Tomorrow, Yahoo will announce a deal with Offerpal, the company that provides marketers the chance to buy virtual currency for prospective customers.
The deal should come as a wake-up call to Facebook and its CEO Mark Zuckerberg.
David Kirkpatrick, who spent hours interviewing Mark for a book called The Facebook Effect, says the young CEO is unhappy that the most popular and lucrative apps on the Facebook platform are games.
Mark recently told Inside Facebook, “I think people build platforms for utilitarian purposes and then get surprised that games are a killer app.”
Because of this disdain, Facebook frequently cracks down on social games by limiting how they can use Facebook’s viral channels to add new users.
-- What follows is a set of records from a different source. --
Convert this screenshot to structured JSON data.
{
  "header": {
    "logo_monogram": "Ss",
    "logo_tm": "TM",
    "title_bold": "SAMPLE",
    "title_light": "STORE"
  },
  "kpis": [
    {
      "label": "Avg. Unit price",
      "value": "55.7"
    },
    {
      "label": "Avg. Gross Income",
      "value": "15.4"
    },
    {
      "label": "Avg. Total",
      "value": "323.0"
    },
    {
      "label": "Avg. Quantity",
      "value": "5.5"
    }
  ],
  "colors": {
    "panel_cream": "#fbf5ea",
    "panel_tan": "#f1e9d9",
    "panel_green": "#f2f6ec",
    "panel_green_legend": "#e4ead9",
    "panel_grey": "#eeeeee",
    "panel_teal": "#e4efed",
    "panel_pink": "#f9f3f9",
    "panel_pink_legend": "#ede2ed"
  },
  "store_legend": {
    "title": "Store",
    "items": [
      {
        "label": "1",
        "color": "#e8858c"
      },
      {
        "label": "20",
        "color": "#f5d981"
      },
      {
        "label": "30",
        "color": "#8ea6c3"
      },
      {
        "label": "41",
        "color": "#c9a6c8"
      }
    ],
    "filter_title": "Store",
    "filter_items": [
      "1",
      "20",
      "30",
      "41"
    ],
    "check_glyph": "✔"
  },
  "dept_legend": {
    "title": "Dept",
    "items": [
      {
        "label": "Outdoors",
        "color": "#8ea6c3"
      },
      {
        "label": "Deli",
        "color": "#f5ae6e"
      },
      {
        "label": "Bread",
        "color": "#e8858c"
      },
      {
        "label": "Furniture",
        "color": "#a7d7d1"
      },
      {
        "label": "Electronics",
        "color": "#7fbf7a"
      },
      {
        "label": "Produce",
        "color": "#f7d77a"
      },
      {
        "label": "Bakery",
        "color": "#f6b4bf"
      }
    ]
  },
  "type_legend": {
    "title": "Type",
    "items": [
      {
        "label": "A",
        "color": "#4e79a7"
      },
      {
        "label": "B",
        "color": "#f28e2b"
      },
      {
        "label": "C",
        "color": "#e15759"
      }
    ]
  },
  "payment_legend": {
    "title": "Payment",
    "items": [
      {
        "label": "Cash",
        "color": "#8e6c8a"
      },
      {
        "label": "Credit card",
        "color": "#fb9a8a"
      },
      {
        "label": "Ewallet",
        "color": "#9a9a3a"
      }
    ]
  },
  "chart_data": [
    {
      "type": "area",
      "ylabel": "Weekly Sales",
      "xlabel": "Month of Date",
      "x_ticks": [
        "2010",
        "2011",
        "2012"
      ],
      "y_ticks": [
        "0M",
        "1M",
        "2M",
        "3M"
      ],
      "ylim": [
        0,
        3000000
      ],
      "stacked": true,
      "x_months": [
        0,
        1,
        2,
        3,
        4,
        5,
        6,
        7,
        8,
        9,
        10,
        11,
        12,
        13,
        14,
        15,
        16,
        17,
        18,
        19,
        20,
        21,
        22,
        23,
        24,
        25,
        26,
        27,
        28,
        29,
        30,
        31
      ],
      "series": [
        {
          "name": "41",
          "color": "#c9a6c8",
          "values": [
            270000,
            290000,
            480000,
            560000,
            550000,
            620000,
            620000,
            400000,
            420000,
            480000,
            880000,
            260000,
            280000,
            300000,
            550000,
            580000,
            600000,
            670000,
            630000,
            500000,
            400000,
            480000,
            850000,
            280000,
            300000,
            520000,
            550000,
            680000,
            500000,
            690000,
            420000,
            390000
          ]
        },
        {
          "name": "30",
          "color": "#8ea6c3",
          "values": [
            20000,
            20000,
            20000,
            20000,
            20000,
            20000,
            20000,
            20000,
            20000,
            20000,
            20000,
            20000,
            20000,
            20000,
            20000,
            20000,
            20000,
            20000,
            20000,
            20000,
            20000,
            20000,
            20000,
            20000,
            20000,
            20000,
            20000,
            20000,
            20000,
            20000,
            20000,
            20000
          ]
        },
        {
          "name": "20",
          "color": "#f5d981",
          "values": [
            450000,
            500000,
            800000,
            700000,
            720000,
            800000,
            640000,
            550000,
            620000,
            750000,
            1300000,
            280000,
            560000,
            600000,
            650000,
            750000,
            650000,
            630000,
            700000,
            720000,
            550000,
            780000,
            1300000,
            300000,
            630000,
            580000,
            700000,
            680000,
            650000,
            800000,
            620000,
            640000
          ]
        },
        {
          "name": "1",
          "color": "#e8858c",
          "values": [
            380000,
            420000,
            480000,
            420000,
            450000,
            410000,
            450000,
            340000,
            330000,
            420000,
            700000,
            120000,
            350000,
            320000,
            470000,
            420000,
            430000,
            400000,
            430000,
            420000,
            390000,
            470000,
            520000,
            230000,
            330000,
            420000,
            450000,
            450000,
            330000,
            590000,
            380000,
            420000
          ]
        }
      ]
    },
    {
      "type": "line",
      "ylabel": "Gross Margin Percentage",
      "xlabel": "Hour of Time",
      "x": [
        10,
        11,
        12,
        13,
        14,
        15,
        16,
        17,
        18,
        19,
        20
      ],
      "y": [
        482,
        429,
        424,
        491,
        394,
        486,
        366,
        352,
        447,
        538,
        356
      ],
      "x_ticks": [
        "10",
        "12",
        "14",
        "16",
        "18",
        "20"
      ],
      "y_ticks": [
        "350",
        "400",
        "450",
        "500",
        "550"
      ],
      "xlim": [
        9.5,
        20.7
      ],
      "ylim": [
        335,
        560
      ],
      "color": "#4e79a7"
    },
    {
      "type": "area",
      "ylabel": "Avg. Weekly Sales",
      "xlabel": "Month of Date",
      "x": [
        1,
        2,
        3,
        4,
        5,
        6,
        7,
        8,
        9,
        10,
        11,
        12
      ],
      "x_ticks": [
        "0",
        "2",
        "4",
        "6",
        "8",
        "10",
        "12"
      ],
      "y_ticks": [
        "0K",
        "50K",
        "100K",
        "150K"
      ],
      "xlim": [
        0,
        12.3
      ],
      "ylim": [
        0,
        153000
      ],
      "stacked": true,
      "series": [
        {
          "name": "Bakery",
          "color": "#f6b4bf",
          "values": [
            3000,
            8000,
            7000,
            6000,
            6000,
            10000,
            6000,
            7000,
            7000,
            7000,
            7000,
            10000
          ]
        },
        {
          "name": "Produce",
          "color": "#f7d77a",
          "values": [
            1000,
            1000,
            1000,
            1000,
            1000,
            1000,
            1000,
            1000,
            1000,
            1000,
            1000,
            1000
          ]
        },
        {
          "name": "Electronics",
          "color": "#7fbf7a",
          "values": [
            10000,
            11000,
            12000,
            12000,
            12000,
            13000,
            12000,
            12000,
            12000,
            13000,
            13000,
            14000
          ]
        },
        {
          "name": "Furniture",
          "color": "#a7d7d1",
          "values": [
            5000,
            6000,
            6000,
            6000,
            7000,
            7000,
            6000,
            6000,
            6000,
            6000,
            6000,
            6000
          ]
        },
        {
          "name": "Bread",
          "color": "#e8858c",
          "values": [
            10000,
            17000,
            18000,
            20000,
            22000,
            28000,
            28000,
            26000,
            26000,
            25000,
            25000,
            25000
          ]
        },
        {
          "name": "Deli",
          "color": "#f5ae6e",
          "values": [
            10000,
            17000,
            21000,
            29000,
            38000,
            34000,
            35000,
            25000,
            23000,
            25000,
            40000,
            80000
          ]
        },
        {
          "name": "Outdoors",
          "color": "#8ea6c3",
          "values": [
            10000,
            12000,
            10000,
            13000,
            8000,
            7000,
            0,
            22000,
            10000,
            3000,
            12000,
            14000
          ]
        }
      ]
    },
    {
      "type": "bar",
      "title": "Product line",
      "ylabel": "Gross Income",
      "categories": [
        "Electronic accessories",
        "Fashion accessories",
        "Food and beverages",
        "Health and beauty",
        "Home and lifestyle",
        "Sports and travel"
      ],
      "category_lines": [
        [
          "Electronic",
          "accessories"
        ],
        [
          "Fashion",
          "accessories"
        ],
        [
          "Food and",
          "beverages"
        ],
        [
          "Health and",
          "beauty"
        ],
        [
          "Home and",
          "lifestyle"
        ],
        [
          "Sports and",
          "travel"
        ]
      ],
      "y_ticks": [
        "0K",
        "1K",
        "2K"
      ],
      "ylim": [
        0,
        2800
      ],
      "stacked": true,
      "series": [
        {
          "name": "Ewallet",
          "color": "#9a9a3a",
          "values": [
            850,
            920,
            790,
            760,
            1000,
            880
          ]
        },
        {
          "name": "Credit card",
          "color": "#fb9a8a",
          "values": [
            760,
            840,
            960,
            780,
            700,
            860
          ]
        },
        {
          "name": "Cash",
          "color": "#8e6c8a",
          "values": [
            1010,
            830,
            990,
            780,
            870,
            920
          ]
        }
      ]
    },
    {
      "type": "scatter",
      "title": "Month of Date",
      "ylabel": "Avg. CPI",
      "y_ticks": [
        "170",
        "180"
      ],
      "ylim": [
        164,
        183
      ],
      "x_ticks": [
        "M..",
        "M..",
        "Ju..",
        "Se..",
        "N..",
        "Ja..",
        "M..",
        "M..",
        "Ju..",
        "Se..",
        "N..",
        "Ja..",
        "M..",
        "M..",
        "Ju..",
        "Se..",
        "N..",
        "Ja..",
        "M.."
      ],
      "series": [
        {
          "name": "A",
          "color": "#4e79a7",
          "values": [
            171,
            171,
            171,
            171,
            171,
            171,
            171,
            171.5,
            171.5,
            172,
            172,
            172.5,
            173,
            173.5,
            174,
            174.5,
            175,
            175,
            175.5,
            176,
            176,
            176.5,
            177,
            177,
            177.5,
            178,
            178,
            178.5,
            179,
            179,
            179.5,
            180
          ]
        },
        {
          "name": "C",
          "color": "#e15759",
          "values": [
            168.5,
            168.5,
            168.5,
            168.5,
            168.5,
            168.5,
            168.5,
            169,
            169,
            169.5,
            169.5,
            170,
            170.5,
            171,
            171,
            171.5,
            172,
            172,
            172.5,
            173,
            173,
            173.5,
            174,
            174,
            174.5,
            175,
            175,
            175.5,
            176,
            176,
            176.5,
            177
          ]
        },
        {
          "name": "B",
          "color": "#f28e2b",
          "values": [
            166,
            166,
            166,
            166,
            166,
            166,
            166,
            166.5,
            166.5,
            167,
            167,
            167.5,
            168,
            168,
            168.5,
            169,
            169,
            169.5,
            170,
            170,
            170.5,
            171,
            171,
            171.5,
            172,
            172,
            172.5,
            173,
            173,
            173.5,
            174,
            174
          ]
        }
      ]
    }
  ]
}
It’s a strange distaste, considering that games companies like Zynga, Playdom, and EA’s Playfish will bring more than a billion dollars onto the Facebook platform this year – and that Facebook, through Facebook Credits, could eventually take a 30% cut of that action.
It’s a dangerous distaste, because Yahoo, a public company that can’t afford to be as philosophical about revenues as Mark, seems more than willing to take on social games.
In May, Yahoo took advantage of another round of Facebook limitations on social games virality to cut a deal with Zynga to bring its top game, FarmVille, to Yahoo.com. And now there’s tomorrow news: that Yahoo will announce a deal with Offerpal. An Offerpal spokesperson describes the deal as “a partnership with Yahoo! to monetize social games on the Yahoo! Application Platform, giving application developers a viable alternative to Facebook and its pending 30% “tax” imposed by Facebook Credits.”
Yahoo has a long way to go before it’s application platform is even close to becoming a real “alternative” to Facebook for games-makers. Its games area doesn’t have Facebook’s scale, and despite Facebook’s ever-increasing limits on the number of messages gamesmakers can send to their users, Facebook remains the easiest place on the Internet for a game to “go viral.”
But that doesn’t mean Facebook – and Mark, with his utilitarian’s disdain for games – couldn’t still blow it with more restrictions on gamesmakers that Yahoo won’t impose.